A new study finds the incidence of dementia triples among lonely adults who would otherwise be at low risk based on their age and genes.
Researchers at New York University’s Grossman School of Medicine said older people under the age of 80 who reported being lonely had a higher 10-year risk of dementia than those who said they weren’t lonely. Loneliness also was associated with worse neurocognitive markers, which suggested early onset of the disease.
The study involved 2,308 participants, including 1,875 who had not been previously diagnosed with dementia. Loneliness was associated with poorer executive function, lower total cerebral volume and greater white-matter injury.
The study is the latest to link loneliness and social isolation to increased health risks among seniors.
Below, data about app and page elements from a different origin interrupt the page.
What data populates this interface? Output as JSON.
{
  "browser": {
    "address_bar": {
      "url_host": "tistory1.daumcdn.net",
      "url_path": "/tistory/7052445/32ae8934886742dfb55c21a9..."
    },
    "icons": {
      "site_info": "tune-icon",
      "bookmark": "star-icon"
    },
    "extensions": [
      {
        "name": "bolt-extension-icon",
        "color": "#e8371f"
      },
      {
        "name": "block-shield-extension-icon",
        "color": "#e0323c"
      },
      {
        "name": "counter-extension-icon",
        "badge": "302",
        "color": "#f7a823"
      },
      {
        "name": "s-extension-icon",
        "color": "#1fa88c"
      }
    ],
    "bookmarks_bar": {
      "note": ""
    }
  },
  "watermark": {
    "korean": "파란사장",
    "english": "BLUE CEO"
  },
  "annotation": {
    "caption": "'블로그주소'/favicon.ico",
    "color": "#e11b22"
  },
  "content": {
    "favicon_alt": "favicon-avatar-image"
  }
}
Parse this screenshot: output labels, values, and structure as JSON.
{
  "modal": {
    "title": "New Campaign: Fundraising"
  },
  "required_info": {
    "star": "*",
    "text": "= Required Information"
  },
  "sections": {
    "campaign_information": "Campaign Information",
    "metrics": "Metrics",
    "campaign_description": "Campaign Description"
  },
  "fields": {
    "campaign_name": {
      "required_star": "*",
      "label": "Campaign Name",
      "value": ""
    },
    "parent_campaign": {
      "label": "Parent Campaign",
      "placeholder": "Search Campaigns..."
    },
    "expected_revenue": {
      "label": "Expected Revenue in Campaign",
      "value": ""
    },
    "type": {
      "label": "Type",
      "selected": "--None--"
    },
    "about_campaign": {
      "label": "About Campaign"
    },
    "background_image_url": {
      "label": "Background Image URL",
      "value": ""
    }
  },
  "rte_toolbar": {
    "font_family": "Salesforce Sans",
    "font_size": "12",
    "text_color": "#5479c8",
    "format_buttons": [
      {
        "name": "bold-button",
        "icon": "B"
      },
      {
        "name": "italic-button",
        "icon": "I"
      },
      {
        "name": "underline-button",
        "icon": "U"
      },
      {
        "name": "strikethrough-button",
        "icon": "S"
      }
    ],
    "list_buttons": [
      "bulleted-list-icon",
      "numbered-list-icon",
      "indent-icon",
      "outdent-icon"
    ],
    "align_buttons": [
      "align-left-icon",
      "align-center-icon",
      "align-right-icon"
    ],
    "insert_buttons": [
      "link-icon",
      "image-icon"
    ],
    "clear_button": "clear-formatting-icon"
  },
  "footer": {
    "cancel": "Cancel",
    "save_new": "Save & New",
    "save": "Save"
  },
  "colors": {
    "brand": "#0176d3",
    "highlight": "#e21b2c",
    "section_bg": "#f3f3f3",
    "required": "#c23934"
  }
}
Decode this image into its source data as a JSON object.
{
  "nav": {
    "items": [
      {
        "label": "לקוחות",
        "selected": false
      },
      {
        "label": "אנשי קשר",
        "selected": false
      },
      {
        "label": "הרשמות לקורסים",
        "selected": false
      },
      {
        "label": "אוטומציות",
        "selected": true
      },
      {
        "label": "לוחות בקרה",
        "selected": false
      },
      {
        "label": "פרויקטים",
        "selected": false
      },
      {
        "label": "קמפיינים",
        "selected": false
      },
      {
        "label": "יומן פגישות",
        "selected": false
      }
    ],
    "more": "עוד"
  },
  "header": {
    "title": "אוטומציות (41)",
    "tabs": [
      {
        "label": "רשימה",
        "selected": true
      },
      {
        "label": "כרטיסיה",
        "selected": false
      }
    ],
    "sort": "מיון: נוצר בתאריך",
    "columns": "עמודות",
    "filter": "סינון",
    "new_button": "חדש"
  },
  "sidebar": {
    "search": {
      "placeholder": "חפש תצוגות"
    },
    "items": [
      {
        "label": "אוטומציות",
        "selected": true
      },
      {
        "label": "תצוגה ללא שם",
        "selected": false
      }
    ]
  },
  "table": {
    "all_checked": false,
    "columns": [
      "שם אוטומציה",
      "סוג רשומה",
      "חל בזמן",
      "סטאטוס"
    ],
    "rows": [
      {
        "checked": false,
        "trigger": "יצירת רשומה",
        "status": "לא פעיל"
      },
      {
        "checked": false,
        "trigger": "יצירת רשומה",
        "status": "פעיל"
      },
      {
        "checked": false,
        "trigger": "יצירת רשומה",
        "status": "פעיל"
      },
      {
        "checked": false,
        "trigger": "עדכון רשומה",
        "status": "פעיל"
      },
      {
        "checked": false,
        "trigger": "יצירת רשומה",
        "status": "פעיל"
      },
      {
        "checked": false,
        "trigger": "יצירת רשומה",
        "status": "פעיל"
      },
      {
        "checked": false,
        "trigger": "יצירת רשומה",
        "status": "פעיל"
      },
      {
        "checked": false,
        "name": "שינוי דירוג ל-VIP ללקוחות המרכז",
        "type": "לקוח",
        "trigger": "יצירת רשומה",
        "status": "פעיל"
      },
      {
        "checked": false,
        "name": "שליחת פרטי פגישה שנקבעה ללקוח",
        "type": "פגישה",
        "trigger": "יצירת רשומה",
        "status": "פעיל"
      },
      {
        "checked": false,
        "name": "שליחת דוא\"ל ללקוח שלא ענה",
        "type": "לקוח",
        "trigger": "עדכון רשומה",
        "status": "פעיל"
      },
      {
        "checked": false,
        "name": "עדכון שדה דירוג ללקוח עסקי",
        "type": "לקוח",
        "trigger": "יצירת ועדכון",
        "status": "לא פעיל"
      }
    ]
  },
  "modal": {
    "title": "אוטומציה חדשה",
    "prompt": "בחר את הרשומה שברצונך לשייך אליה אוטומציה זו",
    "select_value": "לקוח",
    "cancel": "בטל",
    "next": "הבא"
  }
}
A recent study by the Women’s Health Initiative found the risk of heart disease increased 27% among 60,000 post-menopausal women who reported having few social contacts.
Both the World Health Organization and the Centers for Disease Control have identified social isolation and loneliness as a major public health problem. The CDC said being socially disconnected can increase the risk of death from all causes and can increase the risk of dementia by 50%.